§ Instructions for the task: Below are records with pictures in them; print them exactly, omitting the pictures.
################
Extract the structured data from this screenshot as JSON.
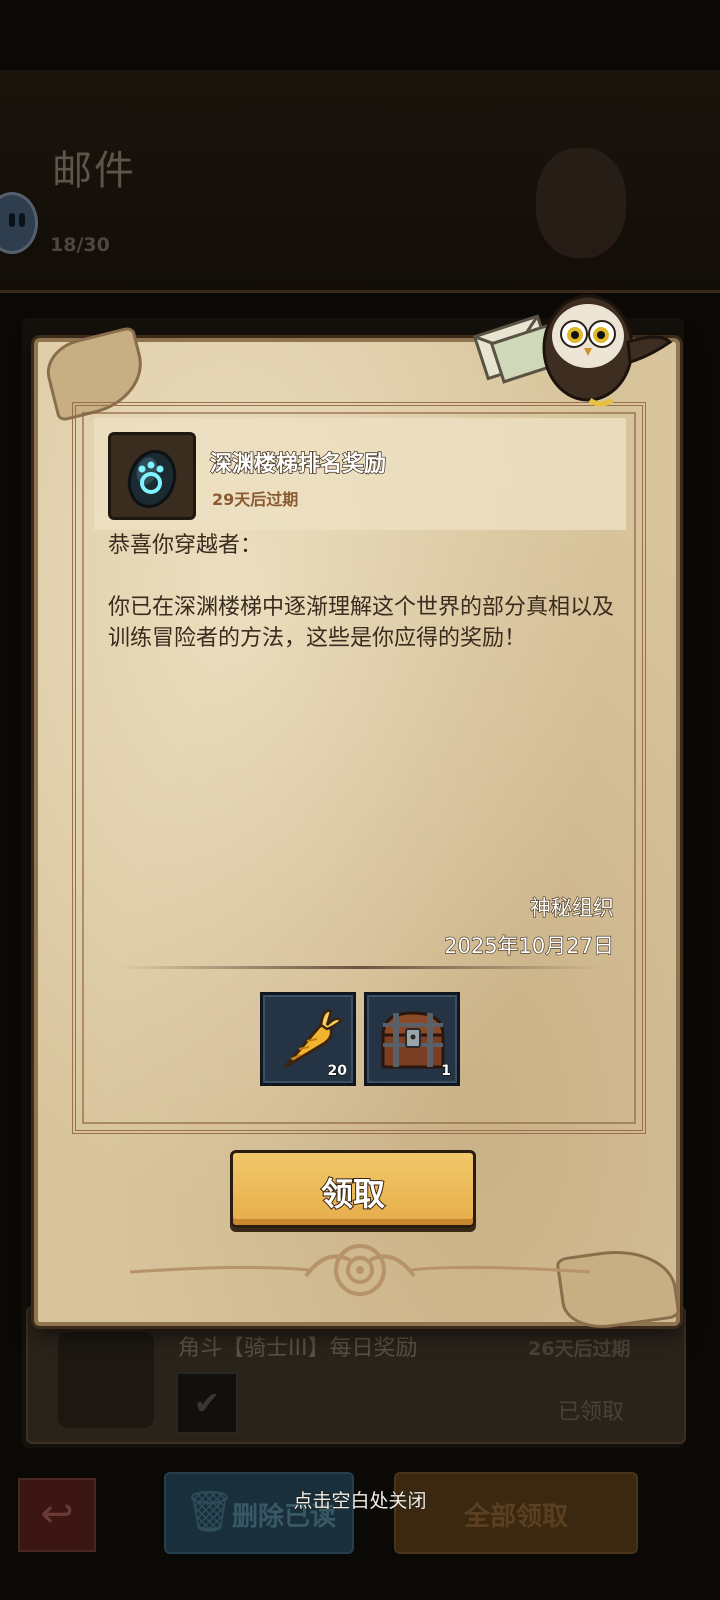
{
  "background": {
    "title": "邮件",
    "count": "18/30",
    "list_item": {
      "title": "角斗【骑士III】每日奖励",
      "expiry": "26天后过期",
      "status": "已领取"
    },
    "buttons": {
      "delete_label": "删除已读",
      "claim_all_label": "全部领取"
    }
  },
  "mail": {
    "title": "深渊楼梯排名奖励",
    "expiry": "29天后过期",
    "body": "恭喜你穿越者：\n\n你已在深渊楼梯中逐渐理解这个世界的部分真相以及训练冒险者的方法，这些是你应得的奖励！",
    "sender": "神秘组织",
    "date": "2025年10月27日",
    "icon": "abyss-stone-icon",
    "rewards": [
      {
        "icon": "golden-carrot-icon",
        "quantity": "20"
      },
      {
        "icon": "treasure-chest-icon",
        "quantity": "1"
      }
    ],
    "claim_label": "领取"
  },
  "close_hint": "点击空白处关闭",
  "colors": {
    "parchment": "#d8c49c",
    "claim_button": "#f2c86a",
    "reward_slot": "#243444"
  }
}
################
§ Completed task:
Extract the structured data from this screenshot as JSON.
{
  "background": {
    "title": "邮件",
    "count": "18/30",
    "list_item": {
      "title": "角斗【骑士III】每日奖励",
      "expiry": "26天后过期",
      "status": "已领取"
    },
    "buttons": {
      "delete_label": "删除已读",
      "claim_all_label": "全部领取"
    }
  },
  "mail": {
    "title": "深渊楼梯排名奖励",
    "expiry": "29天后过期",
    "body": "恭喜你穿越者：\n\n你已在深渊楼梯中逐渐理解这个世界的部分真相以及训练冒险者的方法，这些是你应得的奖励！",
    "sender": "神秘组织",
    "date": "2025年10月27日",
    "icon": "abyss-stone-icon",
    "rewards": [
      {
        "icon": "golden-carrot-icon",
        "quantity": "20"
      },
      {
        "icon": "treasure-chest-icon",
        "quantity": "1"
      }
    ],
    "claim_label": "领取"
  },
  "close_hint": "点击空白处关闭",
  "colors": {
    "parchment": "#d8c49c",
    "claim_button": "#f2c86a",
    "reward_slot": "#243444"
  }
}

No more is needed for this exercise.